⛔BUYING BOTTLED WATER IS NOT SUSTAINABLE⛔
Share to spread the facts
⚠ In production: Most bottled water is packaged in PET (polyethylene terephthalate) plastic bottles which are derived from crude oil. It can take up to 3L of water to produce 1L of water.🛑
⚠ In transportation: Transportation of bottled water around the world requires burning of fossil fuels. ⛟💨
⚠ In landfill and the litter stream: Although plastic bottles are recyclable, many end up in landfill and take up to 1000 years to break down. When littered they often end up in the sea where they break up in small pieces, killing marine life that mistake them for food.🐢🐋
💸Save money 💱 Instead of purchasing numerous bottles each year, why not get 1 that you can re-use, wash, refill & keep. It'll also reduce your carbon 👣 If you don't have one, #BUYNOW and make a concious change. Purchase an #Ecoceanic reusable bottle 💚🌱
ECOCEANIC SWIMWEAR UPDATE
Due to personal reasons, the swimwear has been delayed. I have had to take some time from designing the swimwear due to life getting in the way. I couldn’t thank you enough for your ongoing support, patience and love.
It WILL happen. I guess it’s true when they say "good things take time".
Ecoceanic advocates against the shark finning industry.
According to a report in marine policy, an estimated 100 million sharks are killed indirectly and directly by humans every year. The paper also found that number could be as high as 273 million.
It can be hard to picture that number – or even to picture 11,417, the number of sharks estimated to be killed every hour.
It’s clear: sharks have more to fear from humans than humans have to fear from them.
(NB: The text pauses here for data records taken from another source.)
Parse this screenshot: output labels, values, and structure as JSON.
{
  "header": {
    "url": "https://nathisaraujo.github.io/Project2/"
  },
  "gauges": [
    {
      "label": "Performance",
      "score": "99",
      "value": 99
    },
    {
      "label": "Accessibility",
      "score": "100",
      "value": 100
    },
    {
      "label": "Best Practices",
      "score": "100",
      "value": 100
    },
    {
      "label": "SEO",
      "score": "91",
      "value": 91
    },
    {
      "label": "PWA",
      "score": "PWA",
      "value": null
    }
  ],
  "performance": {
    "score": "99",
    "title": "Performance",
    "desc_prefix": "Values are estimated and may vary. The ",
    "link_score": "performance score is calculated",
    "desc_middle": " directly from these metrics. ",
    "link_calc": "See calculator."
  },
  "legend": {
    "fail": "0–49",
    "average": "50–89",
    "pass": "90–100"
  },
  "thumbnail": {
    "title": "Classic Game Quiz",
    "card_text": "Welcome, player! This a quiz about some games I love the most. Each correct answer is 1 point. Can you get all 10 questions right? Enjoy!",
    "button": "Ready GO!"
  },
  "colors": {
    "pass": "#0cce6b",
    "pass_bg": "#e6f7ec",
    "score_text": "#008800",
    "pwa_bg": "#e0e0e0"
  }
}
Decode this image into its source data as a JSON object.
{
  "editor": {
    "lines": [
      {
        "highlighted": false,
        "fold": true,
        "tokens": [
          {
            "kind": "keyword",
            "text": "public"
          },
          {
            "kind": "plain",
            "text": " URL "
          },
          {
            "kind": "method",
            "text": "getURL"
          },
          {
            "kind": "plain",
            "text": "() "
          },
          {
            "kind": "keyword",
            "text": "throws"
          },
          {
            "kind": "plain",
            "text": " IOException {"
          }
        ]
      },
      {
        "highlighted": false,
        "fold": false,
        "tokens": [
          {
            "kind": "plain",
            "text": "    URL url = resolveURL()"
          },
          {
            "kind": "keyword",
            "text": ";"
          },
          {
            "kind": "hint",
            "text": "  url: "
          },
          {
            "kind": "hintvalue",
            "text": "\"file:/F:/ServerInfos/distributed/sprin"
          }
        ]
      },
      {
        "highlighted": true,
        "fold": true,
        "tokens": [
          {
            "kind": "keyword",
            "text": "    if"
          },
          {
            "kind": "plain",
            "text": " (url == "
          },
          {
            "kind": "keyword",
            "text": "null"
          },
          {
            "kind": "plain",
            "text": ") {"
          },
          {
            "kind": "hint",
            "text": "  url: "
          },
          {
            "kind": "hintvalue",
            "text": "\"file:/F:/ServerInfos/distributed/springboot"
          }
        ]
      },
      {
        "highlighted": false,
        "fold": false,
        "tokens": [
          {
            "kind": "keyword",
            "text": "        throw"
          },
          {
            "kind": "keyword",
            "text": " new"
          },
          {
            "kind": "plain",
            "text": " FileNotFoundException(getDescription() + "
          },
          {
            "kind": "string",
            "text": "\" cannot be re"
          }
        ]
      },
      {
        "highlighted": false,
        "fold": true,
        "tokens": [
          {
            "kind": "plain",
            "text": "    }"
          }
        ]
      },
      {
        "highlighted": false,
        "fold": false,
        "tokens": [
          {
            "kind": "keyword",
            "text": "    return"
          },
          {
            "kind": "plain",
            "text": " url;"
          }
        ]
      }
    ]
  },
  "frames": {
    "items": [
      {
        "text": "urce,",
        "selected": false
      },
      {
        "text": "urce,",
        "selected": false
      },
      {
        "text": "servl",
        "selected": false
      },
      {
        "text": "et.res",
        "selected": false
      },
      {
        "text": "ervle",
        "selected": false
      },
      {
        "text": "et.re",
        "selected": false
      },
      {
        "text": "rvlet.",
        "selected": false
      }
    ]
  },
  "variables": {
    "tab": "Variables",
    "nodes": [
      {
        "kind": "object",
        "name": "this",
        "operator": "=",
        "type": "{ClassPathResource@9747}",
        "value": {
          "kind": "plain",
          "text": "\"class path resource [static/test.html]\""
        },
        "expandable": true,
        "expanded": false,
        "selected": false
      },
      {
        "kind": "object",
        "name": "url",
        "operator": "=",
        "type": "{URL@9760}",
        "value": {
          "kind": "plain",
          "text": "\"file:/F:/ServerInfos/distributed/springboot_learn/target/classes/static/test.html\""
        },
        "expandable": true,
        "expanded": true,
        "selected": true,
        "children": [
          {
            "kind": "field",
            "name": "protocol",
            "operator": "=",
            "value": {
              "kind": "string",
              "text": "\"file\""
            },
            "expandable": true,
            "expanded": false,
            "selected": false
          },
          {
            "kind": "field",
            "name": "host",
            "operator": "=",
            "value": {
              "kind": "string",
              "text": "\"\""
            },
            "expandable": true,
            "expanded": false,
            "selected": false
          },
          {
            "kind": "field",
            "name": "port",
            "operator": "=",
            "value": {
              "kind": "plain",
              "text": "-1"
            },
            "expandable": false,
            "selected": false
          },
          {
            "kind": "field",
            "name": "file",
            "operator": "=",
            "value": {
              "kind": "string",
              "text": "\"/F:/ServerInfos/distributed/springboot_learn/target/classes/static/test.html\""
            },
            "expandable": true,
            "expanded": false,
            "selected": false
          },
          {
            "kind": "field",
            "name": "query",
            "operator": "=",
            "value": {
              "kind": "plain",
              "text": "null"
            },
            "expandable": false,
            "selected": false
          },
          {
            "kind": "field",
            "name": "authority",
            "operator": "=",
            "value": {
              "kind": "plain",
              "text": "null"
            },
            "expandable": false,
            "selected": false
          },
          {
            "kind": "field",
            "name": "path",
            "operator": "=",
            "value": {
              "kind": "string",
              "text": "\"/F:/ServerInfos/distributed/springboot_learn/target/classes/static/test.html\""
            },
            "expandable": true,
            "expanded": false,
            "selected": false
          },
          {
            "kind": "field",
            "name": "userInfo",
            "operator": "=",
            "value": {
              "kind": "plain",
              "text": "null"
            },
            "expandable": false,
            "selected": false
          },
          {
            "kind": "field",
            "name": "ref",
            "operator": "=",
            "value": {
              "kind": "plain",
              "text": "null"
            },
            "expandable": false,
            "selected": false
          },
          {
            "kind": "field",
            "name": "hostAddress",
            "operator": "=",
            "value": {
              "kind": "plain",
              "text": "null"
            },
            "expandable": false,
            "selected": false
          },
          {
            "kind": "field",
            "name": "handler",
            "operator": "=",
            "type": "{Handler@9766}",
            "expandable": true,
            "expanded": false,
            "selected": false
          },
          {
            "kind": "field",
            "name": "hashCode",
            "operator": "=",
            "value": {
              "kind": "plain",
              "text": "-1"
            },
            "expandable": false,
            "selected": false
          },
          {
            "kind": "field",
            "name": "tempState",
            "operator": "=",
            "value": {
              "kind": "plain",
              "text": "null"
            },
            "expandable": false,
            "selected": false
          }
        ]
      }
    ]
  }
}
But right now, the NSW government is under pressure to expand shark nets that indiscriminately kill marine life without making people safe.
We don’t need to kill sharks to protect ourselves at the beach using barbaric nets that have no evidence of protecting humans. An expert review just recommended that the NSW government trials the shark spotter program that has proved effective on South African beaches.
STOP Marine Life being Senselessly Killed in Ineffective Shark Nets
☠Nothing but a false sense of security and a killer to sea life! ⛔ Grey nurse sharks, loggerhead turtles, humpback whales, Indo pacific bottlenose dolphins, rays, green turtles and many more have been victims of shark nets. Only 3% of animals caught we're the "targeted" shark specie and 15% of sharks (zoom into pie chart on 3rd image). This is unacceptable! 😳😠 Please sign this petition, share and spread awareness. Be the voice for them🦈💙
We urge that the New South Wales (NSW) Government in Australia permanently removes ineffective 'shark nets' from the NSW beaches and replaces them with effective non lethal forms of mitigation which are proven to work based on data which has already gathered.
The world is watching!
Sea Shepherd Apex Harmony
Please sign the petition now by clicking button below.
Ecoceanic Accessories Available Now
Finally a part of the shop has launched. The accessories section! Woohoo.
You'll find unisex ocean treasures perfect for yourself or a gift for that special ocean lover.
Spark that conversation on conservation, the ocean, pollution and protecting our seas when wearing these.
Also, keep checking for new stuff as I'll be adding things weekly!
Flat rate shipping with tracking is available worldwide from Sydney, Australia.
If you have any questions please shoot me an email and I will happily respond within 24 hours.
Supporting my small business will help me further spread awareness and research on ocean and marine conservation including shark finning, over fishing, polluting, plastic use, coral bleaching and much more!
Protect what you love.
Remember to share your photos on instagram or facebook by tagging @ecoceanic
Make waves in marine conservation.
Help us clean Sydneys' most polluted beach
Allyson Jennings and Melanie Mangione of Ecoceanic have collaboratively started beach cleans. We believe we have found Sydneys most polluted beach.
If you would like to help us or join please email me firstname.lastname@example.org or follow @ecoceanic on Instagram and Facebook for updates.